The above figure shows how the requirements are prioritized to Sprint Backlog.
It is a popular practice in Scrum which provides a noticeable portrayal of the status of the User Stories constantly in the backlog and is represented on a task board or Scrum board. The Sprint Backlog makes the teamwork visible which the team identifies as important to accomplish the Sprint Goal. To follow the continuous improvement, it adds a minimum of one high-priority process improvement discovered in the last Retrospective meeting.
Though the tasks that are missing from the committed user stories can be added to the Sprint Backlog, it is necessary to ensure that new user stories are not added once the Sprint Backlog is committed and finalized by the Scrum team. If any new requirement emerges during a Sprint, they should be included in the overall Prioritized Product Backlog and added in a future Sprint.
The development team creates the Sprint Backlog which is nothing but a plan in terms of how the team is going to achieve the Sprint Goal.
The Development Team creates the Sprint Backlog during Sprint Planning. Team members are supposed to update the Sprint Backlog during the Sprint as new information will be available.
The team selects the items they wish to work on from the Product Backlog, adds them to the Sprint Backlog and then breaks down the selected PBIs (Product Backlog Items) into Sprint tasks to make the work simple. The team will make the decision on how to make it go more smoothly. The best approach is to show the Sprint Backlog on a task board, using index cards or Post-It Notes. They maintain it electronically as well like a digital task board or an Excel-Sheet. The figure below demonstrates an example of how such a task board could be structured. This structure should be set to show the project needs.
Analyze the following general statements before finalizing the Sprint Backlog and make the changes as required.
During every Sprint, the Scrum team members pick the user stories from the backlog on top of its heap. These stories will have a time-boxed Sprint that is based on the average velocity of the team members. Each and every user story should have a Point value allocated to it based on the evaluated amount of relative effort it will take to finish the story. It is important to note that the Scrum Team estimates stories in Points but not in hours. The team decides how the work can be done best through the Sprint Backlog. However, when it is possible, they have to work on the high-priority value items first.
The development team implements technology and functionality in order to achieve the Sprint Goal. If anything turns out to be different from what is expected, they will collaborate with the PO to discuss the Sprint Backlog within the Sprint.
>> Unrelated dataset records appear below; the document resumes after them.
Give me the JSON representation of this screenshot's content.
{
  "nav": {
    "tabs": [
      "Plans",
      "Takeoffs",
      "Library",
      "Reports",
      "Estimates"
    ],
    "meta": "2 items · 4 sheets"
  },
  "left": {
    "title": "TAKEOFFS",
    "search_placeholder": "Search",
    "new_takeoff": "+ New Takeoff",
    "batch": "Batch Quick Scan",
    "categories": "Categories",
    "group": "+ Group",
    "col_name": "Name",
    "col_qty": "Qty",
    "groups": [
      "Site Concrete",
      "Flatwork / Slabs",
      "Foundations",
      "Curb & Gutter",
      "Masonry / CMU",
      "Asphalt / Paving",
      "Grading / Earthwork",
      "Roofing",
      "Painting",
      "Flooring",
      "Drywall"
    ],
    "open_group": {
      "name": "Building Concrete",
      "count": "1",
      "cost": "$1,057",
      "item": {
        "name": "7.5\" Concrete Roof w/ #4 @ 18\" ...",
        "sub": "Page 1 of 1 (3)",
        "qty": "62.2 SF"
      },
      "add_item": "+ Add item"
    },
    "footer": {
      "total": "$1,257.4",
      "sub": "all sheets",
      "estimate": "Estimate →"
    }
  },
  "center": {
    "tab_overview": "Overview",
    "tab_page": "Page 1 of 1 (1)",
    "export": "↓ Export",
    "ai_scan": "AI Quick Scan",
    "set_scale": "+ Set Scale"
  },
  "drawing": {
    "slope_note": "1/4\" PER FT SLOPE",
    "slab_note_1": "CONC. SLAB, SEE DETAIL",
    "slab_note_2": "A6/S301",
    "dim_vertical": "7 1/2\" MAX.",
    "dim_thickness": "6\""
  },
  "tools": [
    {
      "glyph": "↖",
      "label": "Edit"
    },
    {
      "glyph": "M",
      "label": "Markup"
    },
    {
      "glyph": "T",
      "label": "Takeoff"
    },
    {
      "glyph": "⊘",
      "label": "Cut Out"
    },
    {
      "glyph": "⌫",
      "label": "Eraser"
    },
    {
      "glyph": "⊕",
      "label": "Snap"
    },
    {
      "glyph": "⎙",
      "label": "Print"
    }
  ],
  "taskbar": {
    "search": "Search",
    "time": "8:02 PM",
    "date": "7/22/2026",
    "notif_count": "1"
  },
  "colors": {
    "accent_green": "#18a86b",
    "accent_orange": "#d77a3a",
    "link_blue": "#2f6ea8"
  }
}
As the development team decides the work to be done in the sprint for each user story, answering the following questions might help you throughout the planning process.
Note: Not all the questions will apply to each user story and every team.